Aaaaaand for now, we'll be leaving it there.  In the spirit of this arrangement, I would love to pass on the ten-question task to other amazing writers, so Zoe Sumra, Pete Alex Harris and L.B. Scott, here are ten for your own lovable cherubs:

1)  Can you describe yourself in five words or less?
2)  How do you feel about your writer at the start of your story?
3)  How do you feel about them at the end?
4)  Do you feel happy with the story arc that's been laid out for you?
5)  If you could change places with any other character from your writer's work, who would it be?
6)  Would you like to have your writer in the same world as you?
7)  What would you say is your biggest secret?
8)  If you could change one thing about your back story, what would it be? 
9)  What do you think about the readers who enjoy your story?
10)   What events are you hoping will happen in your sequel?

This is just a quick reminder that the latest episode of 'This Burning Man', entitled 'One Shot', is due to be released tomorrow.

Sunday, 13 November 2016

Nanowrimo snippet, 2016 - The Magpie's Celestial Sanctum

Hello to readers!  I realise that it's been a while since I posted something on this blog, so I thought I would share the following small scene from my Nanowrimo 2016 project.  Set in the same world that is explored in my earlier blog entries, 'My Travels Through Imaginary Lands', we find ourselves in the city-state of Kassium, which is honouring the most brilliant young engineer from their foremost institute.  Dynamic, talented and forceful, Isabella Crome is expecting to be assigned responsibility for the beating heart of the nation - the furious, inexplicable core that powers their industry - The Engine.  What will happen, and what deceptions she will uncover, will determine not just her future, but the future of a fractured continent.

I hope you enjoy this small snippet - stay tuned for more!

* * * 

The sanctum was everything Isabella had been told to expect and more.  The room was both toplit and bottomlit in ivory white, the former emanating from the vanilla tallow candles in the mandala chandeliers strung from the conically sloping roof.  Beneath the floor, lamps powered by The Engine sat in half-moon lightning-glass prisons that one could walk across like bridges from certainty to certainty.  The effect of the up-and-down lighting was to parse one's face in the quarters of a saltiric cross, forehead and chin prominent, cheeks and ears in shadow.  Five hundred eyes glinted like the teeth of predatory animals.

Below the chandeliers, great corkscrew garlands hung in the shape of dovish birdflocks, echoing the whorl of marble pillars that led down to the central hub of the room, the celestially-inspired mezzanine that was known simply as The Breadth.

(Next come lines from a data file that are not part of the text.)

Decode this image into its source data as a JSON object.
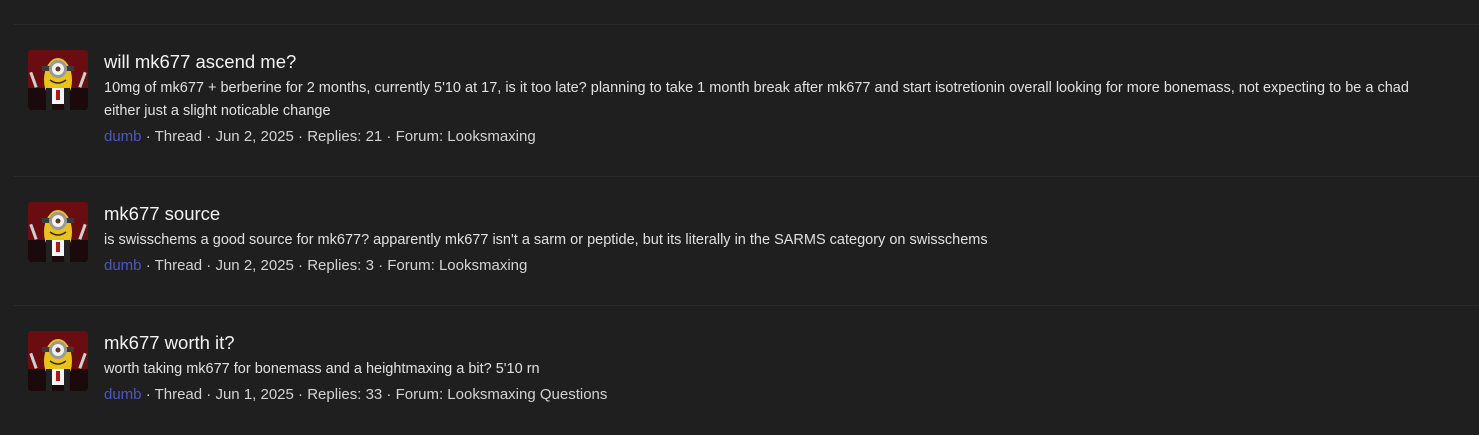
{
  "results": [
    {
      "title": "will mk677 ascend me?",
      "snippet": "10mg of mk677 + berberine for 2 months, currently 5'10 at 17, is it too late? planning to take 1 month break after mk677 and start isotretionin overall looking for more bonemass, not expecting to be a chad either just a slight noticable change",
      "author": "dumb",
      "type": "Thread",
      "date": "Jun 2, 2025",
      "replies": "Replies: 21",
      "forum_label": "Forum:",
      "forum": "Looksmaxing",
      "separator": " · "
    },
    {
      "title": "mk677 source",
      "snippet": "is swisschems a good source for mk677? apparently mk677 isn't a sarm or peptide, but its literally in the SARMS category on swisschems",
      "author": "dumb",
      "type": "Thread",
      "date": "Jun 2, 2025",
      "replies": "Replies: 3",
      "forum_label": "Forum:",
      "forum": "Looksmaxing",
      "separator": " · "
    },
    {
      "title": "mk677 worth it?",
      "snippet": "worth taking mk677 for bonemass and a heightmaxing a bit? 5'10 rn",
      "author": "dumb",
      "type": "Thread",
      "date": "Jun 1, 2025",
      "replies": "Replies: 33",
      "forum_label": "Forum:",
      "forum": "Looksmaxing Questions",
      "separator": " · "
    }
  ],
  "colors": {
    "background": "#1f1f20",
    "divider": "#2b2b2c",
    "username": "#4c57c2",
    "title": "#f2f2f2"
  },
  "icons": {
    "avatar": "minion-avatar-icon"
  }
}
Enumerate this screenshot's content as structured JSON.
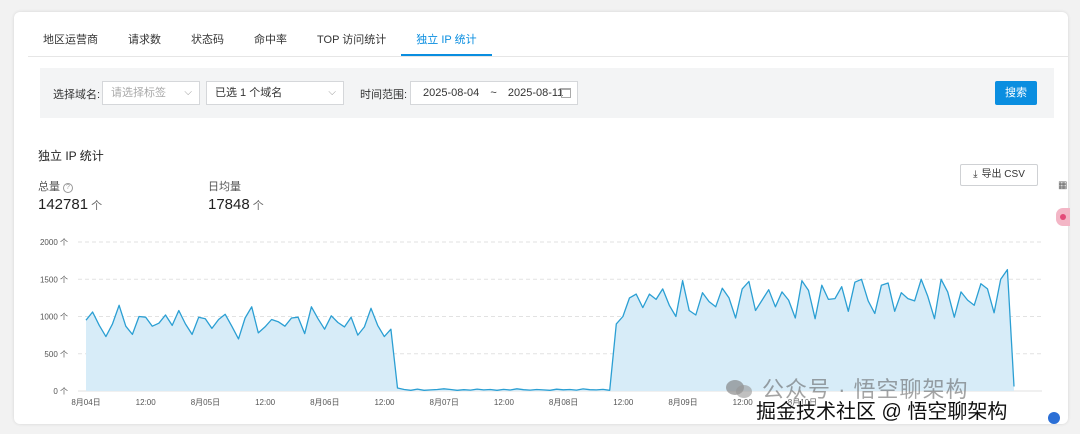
{
  "tabs": [
    {
      "label": "地区运营商",
      "active": false
    },
    {
      "label": "请求数",
      "active": false
    },
    {
      "label": "状态码",
      "active": false
    },
    {
      "label": "命中率",
      "active": false
    },
    {
      "label": "TOP 访问统计",
      "active": false
    },
    {
      "label": "独立 IP 统计",
      "active": true
    }
  ],
  "filter": {
    "domain_label": "选择域名:",
    "tag_placeholder": "请选择标签",
    "domain_selected": "已选 1 个域名",
    "time_label": "时间范围:",
    "date_start": "2025-08-04",
    "date_sep": "~",
    "date_end": "2025-08-11",
    "search_label": "搜索"
  },
  "section_title": "独立 IP 统计",
  "metrics": {
    "total_label": "总量",
    "total_value": "142781",
    "avg_label": "日均量",
    "avg_value": "17848",
    "arrow": "个"
  },
  "export_label": "导出 CSV",
  "colors": {
    "accent": "#0a8ee0",
    "line": "#2b9fd3",
    "fill": "#d7ecf8"
  },
  "chart_data": {
    "type": "area",
    "ylim": [
      0,
      2000
    ],
    "y_ticks": [
      "2000 个",
      "1500 个",
      "1000 个",
      "500 个",
      "0 个"
    ],
    "y_tick_values": [
      2000,
      1500,
      1000,
      500,
      0
    ],
    "x_tick_labels": [
      "8月04日",
      "12:00",
      "8月05日",
      "12:00",
      "8月06日",
      "12:00",
      "8月07日",
      "12:00",
      "8月08日",
      "12:00",
      "8月09日",
      "12:00",
      "8月10日"
    ],
    "grid": true,
    "series": [
      {
        "values": [
          950,
          1060,
          880,
          730,
          900,
          1150,
          870,
          760,
          1000,
          990,
          870,
          910,
          1020,
          880,
          1080,
          900,
          760,
          990,
          970,
          840,
          960,
          1030,
          870,
          700,
          980,
          1130,
          780,
          860,
          960,
          930,
          870,
          980,
          990,
          770,
          1130,
          970,
          830,
          1010,
          920,
          860,
          990,
          750,
          860,
          1110,
          880,
          730,
          830,
          40,
          20,
          10,
          25,
          10,
          15,
          20,
          30,
          20,
          10,
          18,
          12,
          25,
          15,
          20,
          10,
          22,
          14,
          30,
          18,
          12,
          20,
          15,
          10,
          24,
          16,
          20,
          12,
          28,
          18,
          15,
          22,
          10,
          900,
          1000,
          1250,
          1300,
          1120,
          1300,
          1230,
          1370,
          1150,
          1000,
          1480,
          1080,
          1020,
          1320,
          1200,
          1130,
          1380,
          1250,
          980,
          1370,
          1470,
          1080,
          1220,
          1360,
          1130,
          1330,
          1220,
          980,
          1480,
          1350,
          970,
          1420,
          1230,
          1240,
          1400,
          1070,
          1460,
          1500,
          1210,
          1040,
          1420,
          1450,
          1070,
          1320,
          1240,
          1210,
          1500,
          1270,
          970,
          1500,
          1330,
          990,
          1330,
          1220,
          1150,
          1440,
          1370,
          1050,
          1500,
          1630,
          60
        ]
      }
    ]
  },
  "watermark": {
    "line1": "公众号 · 悟空聊架构",
    "line2": "掘金技术社区 @ 悟空聊架构"
  }
}
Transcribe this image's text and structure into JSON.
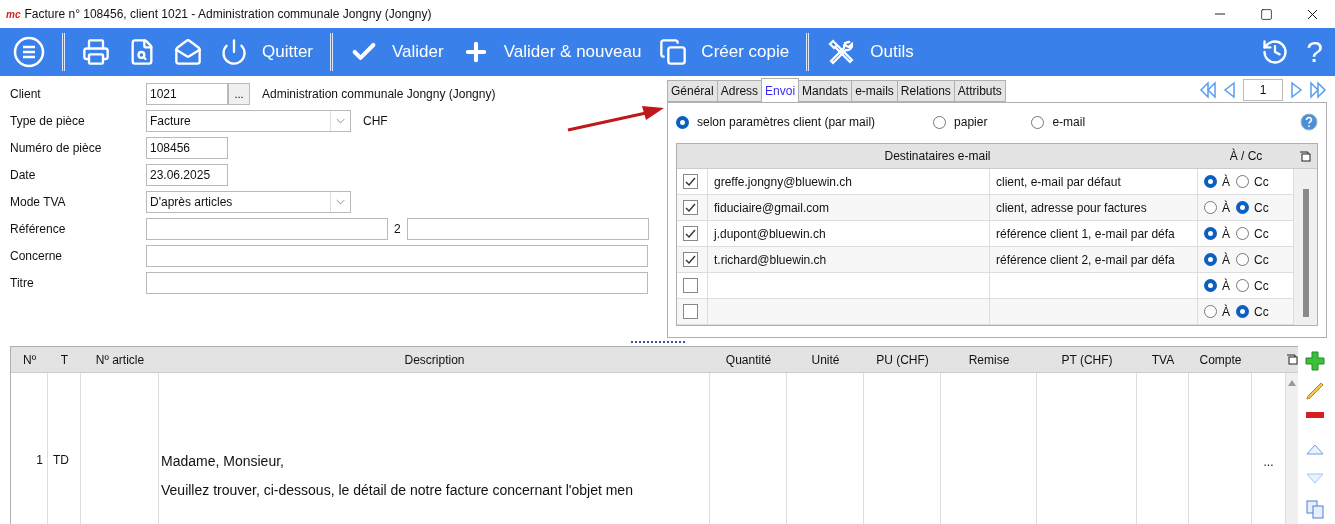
{
  "window": {
    "logo": "mc",
    "title": "Facture n° 108456, client 1021 - Administration communale Jongny (Jongny)"
  },
  "toolbar": {
    "items": [
      {
        "kind": "menu"
      },
      {
        "kind": "separator"
      },
      {
        "kind": "print"
      },
      {
        "kind": "preview"
      },
      {
        "kind": "mail"
      },
      {
        "kind": "power",
        "label": "Quitter"
      },
      {
        "kind": "separator"
      },
      {
        "kind": "check",
        "label": "Valider"
      },
      {
        "kind": "plus",
        "label": "Valider & nouveau"
      },
      {
        "kind": "copy",
        "label": "Créer copie"
      },
      {
        "kind": "separator"
      },
      {
        "kind": "tools",
        "label": "Outils"
      }
    ],
    "right": [
      {
        "kind": "history"
      },
      {
        "kind": "help",
        "label": "?"
      }
    ]
  },
  "form": [
    {
      "kind": "lookup",
      "label": "Client",
      "value": "1021",
      "button": "...",
      "note": "Administration communale Jongny (Jongny)"
    },
    {
      "kind": "select",
      "label": "Type de pièce",
      "value": "Facture",
      "note": "CHF"
    },
    {
      "kind": "short",
      "label": "Numéro de pièce",
      "value": "108456"
    },
    {
      "kind": "short",
      "label": "Date",
      "value": "23.06.2025"
    },
    {
      "kind": "select",
      "label": "Mode TVA",
      "value": "D'après articles"
    },
    {
      "kind": "pair",
      "label": "Référence",
      "separator": "2"
    },
    {
      "kind": "wide",
      "label": "Concerne"
    },
    {
      "kind": "wide",
      "label": "Titre"
    }
  ],
  "tabs": [
    {
      "label": "Général",
      "selected": false
    },
    {
      "label": "Adress",
      "selected": false
    },
    {
      "label": "Envoi",
      "selected": true
    },
    {
      "label": "Mandats",
      "selected": false
    },
    {
      "label": "e-mails",
      "selected": false
    },
    {
      "label": "Relations",
      "selected": false
    },
    {
      "label": "Attributs",
      "selected": false
    }
  ],
  "pager": {
    "value": "1"
  },
  "send_options": [
    {
      "label": "selon paramètres client (par mail)",
      "selected": true
    },
    {
      "label": "papier",
      "selected": false
    },
    {
      "label": "e-mail",
      "selected": false
    }
  ],
  "recipients": {
    "columns": [
      "Destinataires e-mail",
      "À / Cc"
    ],
    "rows": [
      {
        "checked": true,
        "email": "greffe.jongny@bluewin.ch",
        "source": "client, e-mail par défaut",
        "options": [
          {
            "label": "À",
            "selected": true
          },
          {
            "label": "Cc",
            "selected": false
          }
        ]
      },
      {
        "checked": true,
        "email": "fiduciaire@gmail.com",
        "source": "client, adresse pour factures",
        "options": [
          {
            "label": "À",
            "selected": false
          },
          {
            "label": "Cc",
            "selected": true
          }
        ]
      },
      {
        "checked": true,
        "email": "j.dupont@bluewin.ch",
        "source": "référence client 1, e-mail par défa",
        "options": [
          {
            "label": "À",
            "selected": true
          },
          {
            "label": "Cc",
            "selected": false
          }
        ]
      },
      {
        "checked": true,
        "email": "t.richard@bluewin.ch",
        "source": "référence client 2, e-mail par défa",
        "options": [
          {
            "label": "À",
            "selected": true
          },
          {
            "label": "Cc",
            "selected": false
          }
        ]
      },
      {
        "checked": false,
        "options": [
          {
            "label": "À",
            "selected": true
          },
          {
            "label": "Cc",
            "selected": false
          }
        ]
      },
      {
        "checked": false,
        "options": [
          {
            "label": "À",
            "selected": false
          },
          {
            "label": "Cc",
            "selected": true
          }
        ]
      }
    ]
  },
  "lines": {
    "columns": [
      "Nº",
      "T",
      "Nº article",
      "Description",
      "Quantité",
      "Unité",
      "PU (CHF)",
      "Remise",
      "PT (CHF)",
      "TVA",
      "Compte"
    ],
    "rows": [
      {
        "no": "1",
        "type": "TD",
        "description": [
          "Madame, Monsieur,",
          "Veuillez trouver, ci-dessous, le détail de notre facture concernant l'objet men"
        ],
        "more": "..."
      }
    ]
  },
  "line_actions": [
    {
      "kind": "add"
    },
    {
      "kind": "edit"
    },
    {
      "kind": "remove"
    },
    {
      "kind": "up"
    },
    {
      "kind": "down"
    },
    {
      "kind": "copy"
    }
  ]
}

At her insistence, Sarasota had already explained the nature of The Breadth to Isabella.  The floor was composed of pressed sheets of black calcite overlaid with hardened obsidian which had been fractured with irregular clots of fired opaline cystals.  These had been fanned and pressed down to form fragmented, discoloured stars against the nightly backdrop.  The passages between the stars were marked out with slender channels of gold paint and powdered cherry garnet; the whole picture that formed was an astrological representation of the titanic, mythical battle between the continent-sized Varkenboor and the Heltenzeer bird that tore the Nebran continent away from the world pangaea so many millennia before.

Many times since then had the sun risen and set.  The Ondian Empire had ascended and then fallen back into decline, just as the Yzyrobians had before them.  The patch of land remaining to their descendants retained the name of the Empire, but like the language employed in formal situations, everything else had been lost, save in the minds of those who came later.  Gods had been cast aside, and production quotas took their place.  Now, the whispered words in the street were of rivets, armour plating, tobacco harvests and munitions.

'The Breadth is tremendously beautiful,' Sarasota had told her.  'There's nothing else quite like it in the world.  The first time I set foot upon it, I felt like I was desecrating something holy.'

'I rather wish I had seen it being constructed,' Isabella had replied.  'I could have learned much from the processes.'